I have children. They are grown up now. The love that will survive me when I am gone is, I hope, in them. And I think when we are assessing our lives it is that love that outweighs everything else and is therefore important. If we think of that love as passing on and on from one generation to the next then it goes on forever even when we are forgotten or are little more than an obscure name on a lost family tree.
But then again the work, if we are very lucky, has a chance to survive us for a lot longer. After all, we still read ancient texts.
‘What will survive of us is love’ is something Larkin said in one of his poems. I am always a little unsure of the absolute sincerity of Larkin. It makes a very ‘cute’ soundbite, this line, but I am not sure that I fully trust its meaning. Larkin did not have children so his work will, I think, survive longer than his ‘love’.
But whilst we are still alive, then perhaps ‘love’ is more important than the work and so there is a sort of truth in the line, a hopeful truth.
As for my work; Blue Postcards was reviewed by Stuart Kelly in The Scotsman newspaper. In his summing up he described the book as ‘clever and kind’. I think I put a lot of myself into my work and I hope that there is ‘kindness’ in my writing, and love, and I hope that if my works last beyond me that the love and kindness in my writing will continue to resonate. If it does, then some part of me survives.
I’d like to close by asking a question with which I had originally intended to start our conversation, but decided to hold back. On page 59 we find an aphorism attributed to Publilius Syrus: ‘Not every question deserves an answer’, appearing after a brief meditation on the worry of answering questions like ‘Where do you get your ideas from?’ and ‘How would you define your work?’ In the context of being asked questions like this now, by someone who asks questions like this for a living, how do you feel about the value of interrogating writers or artists on their work? If there is value here at all?
Great question. I am not sure that I will speak sense here, but I will try.
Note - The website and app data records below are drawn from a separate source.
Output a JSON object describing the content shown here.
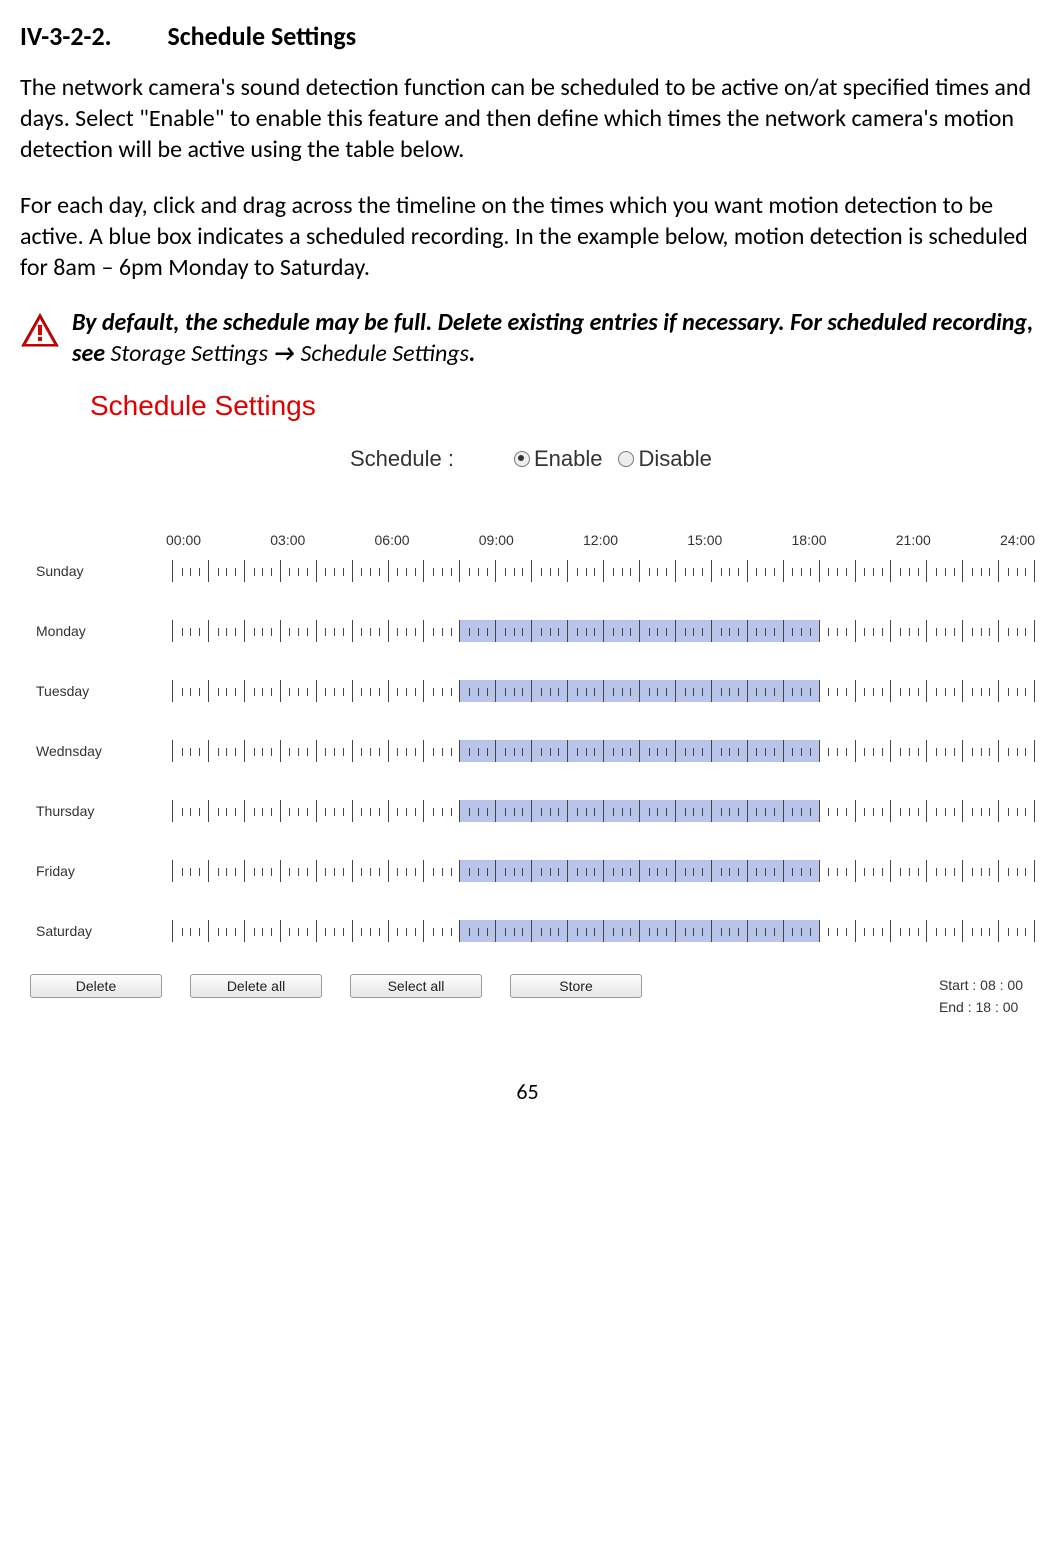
{
  "heading": {
    "number": "IV-3-2-2.",
    "title": "Schedule Settings"
  },
  "para1": "The network camera's sound detection function can be scheduled to be active on/at specified times and days. Select \"Enable\" to enable this feature and then define which times the network camera's motion detection will be active using the table below.",
  "para2": "For each day, click and drag across the timeline on the times which you want motion detection to be active. A blue box indicates a scheduled recording. In the example below, motion detection is scheduled for 8am – 6pm Monday to Saturday.",
  "note": {
    "bold1": "By default, the schedule may be full. Delete existing entries if necessary. For scheduled recording, see ",
    "plain1": "Storage Settings ",
    "arrow": "→ ",
    "plain2": "Schedule Settings",
    "bold2": "."
  },
  "panel": {
    "title": "Schedule Settings",
    "schedule_label": "Schedule :",
    "enable": "Enable",
    "disable": "Disable"
  },
  "time_labels": [
    "00:00",
    "03:00",
    "06:00",
    "09:00",
    "12:00",
    "15:00",
    "18:00",
    "21:00",
    "24:00"
  ],
  "days": [
    {
      "label": "Sunday",
      "sel": null
    },
    {
      "label": "Monday",
      "sel": [
        33.33,
        75
      ]
    },
    {
      "label": "Tuesday",
      "sel": [
        33.33,
        75
      ]
    },
    {
      "label": "Wednsday",
      "sel": [
        33.33,
        75
      ]
    },
    {
      "label": "Thursday",
      "sel": [
        33.33,
        75
      ]
    },
    {
      "label": "Friday",
      "sel": [
        33.33,
        75
      ]
    },
    {
      "label": "Saturday",
      "sel": [
        33.33,
        75
      ]
    }
  ],
  "buttons": {
    "delete": "Delete",
    "delete_all": "Delete all",
    "select_all": "Select all",
    "store": "Store"
  },
  "start_end": {
    "start": "Start : 08 : 00",
    "end": "End : 18 : 00"
  },
  "page_number": "65"
}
I put a lot of faith in my own creative subconscious. It is that part of me that solves the last clue in the crossword puzzle, the clue that my conscious brain has struggled with and given up on, and the creative subconscious suddenly gets it and punts the answer into the front of my thinking even when I am no longer looking for the solution. Since I also access the creative subconscious when I am ‘creating’ I feel I should defer to that part of my brain to answer questions about the meaning in my work and all your questions too, but the creative subconscious is publicly shy. So, the best qualified part of me to answer your questions – all questions pertaining to the work – is asleep or hiding, which makes my attempts to answer your questions sub-standard at best. Whether there is value in that (in my answers) to you or to any reader, well, that’s for you to say. Personally, I think the work should stand on its own two feet. Everything else is just PR and not to be trusted (I don’t trust Larkin; nor do I trust myself – and nor should you!)
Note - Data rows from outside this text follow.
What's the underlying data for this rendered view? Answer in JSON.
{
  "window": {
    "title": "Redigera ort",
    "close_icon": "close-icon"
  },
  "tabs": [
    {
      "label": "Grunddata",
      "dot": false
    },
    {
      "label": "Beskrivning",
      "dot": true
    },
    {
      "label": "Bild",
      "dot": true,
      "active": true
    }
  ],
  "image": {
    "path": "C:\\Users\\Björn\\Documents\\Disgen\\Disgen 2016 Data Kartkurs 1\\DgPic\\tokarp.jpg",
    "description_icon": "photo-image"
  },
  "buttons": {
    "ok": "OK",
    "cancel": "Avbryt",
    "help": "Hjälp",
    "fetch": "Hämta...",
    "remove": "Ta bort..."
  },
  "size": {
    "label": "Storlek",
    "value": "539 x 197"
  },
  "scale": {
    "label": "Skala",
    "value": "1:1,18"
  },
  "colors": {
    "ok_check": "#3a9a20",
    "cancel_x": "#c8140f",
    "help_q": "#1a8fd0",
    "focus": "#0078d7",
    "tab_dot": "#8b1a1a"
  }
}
Douglas Bruton’s work has appeared in various publications including Northwords Now, New Writing Scotland, Aesthetica and The Irish Literary Review. His short stories have won competitions including with Fish and The Neil Gunn Prize. His children’s novel, The Chess Piece Magician published by Floris Books (2009), was shortlisted for The Heart of Hawick Book Award 2010; his literary fiction debut, Mrs Winchester’s Gun Club, was published by Scotland Street Press (2019); Blue Postcards, longlisted for the Walter Scott Prize for Historical Fiction 2022, was published by Fairlight Books (2021); With or Without Angels is also published by Fairlight Books (2023).
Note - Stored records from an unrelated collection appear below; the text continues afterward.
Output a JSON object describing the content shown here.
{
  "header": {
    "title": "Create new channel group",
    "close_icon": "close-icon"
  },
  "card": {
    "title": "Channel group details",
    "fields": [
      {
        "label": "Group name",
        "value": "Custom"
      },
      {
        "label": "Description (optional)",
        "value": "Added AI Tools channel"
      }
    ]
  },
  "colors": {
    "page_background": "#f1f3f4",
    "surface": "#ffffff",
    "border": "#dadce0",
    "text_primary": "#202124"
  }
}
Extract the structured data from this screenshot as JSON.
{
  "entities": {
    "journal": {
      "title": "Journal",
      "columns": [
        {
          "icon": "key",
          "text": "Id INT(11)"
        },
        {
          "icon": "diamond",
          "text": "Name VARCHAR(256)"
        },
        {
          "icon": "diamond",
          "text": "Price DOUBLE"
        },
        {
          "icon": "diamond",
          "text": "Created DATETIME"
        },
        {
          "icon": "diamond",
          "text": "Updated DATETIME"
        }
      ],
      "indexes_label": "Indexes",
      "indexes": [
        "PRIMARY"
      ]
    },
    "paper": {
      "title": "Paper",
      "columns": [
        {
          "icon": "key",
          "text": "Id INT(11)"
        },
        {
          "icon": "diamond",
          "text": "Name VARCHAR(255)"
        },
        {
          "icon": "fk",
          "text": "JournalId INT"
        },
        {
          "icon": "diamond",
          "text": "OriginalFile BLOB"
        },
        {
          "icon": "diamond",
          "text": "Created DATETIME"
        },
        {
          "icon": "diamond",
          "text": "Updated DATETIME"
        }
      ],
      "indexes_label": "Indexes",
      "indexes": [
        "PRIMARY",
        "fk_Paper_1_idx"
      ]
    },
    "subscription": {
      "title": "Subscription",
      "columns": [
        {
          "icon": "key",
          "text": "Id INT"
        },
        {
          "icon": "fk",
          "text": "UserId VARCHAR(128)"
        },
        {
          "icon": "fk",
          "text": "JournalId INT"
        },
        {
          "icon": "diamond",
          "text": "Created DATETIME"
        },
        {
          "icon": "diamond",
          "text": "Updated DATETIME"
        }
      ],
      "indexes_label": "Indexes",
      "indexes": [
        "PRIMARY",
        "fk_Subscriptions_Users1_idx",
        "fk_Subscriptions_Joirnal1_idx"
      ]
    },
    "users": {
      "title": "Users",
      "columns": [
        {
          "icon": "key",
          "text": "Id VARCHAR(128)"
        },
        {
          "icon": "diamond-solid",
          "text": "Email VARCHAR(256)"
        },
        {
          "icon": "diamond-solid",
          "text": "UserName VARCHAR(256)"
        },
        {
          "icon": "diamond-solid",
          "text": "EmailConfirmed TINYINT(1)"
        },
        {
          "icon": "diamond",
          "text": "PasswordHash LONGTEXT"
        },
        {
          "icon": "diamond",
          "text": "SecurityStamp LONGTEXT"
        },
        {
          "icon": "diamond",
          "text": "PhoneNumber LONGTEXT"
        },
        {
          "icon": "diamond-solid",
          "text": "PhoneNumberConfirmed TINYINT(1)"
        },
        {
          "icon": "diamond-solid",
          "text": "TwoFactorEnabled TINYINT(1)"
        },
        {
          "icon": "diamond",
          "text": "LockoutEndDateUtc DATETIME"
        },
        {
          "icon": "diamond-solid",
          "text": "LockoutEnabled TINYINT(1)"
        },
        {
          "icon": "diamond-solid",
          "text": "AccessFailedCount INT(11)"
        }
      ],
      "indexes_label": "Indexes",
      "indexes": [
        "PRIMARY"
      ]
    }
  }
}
Joe Bedford’s interview series Writers on Research is made possible with National Lottery funding via Arts Council England.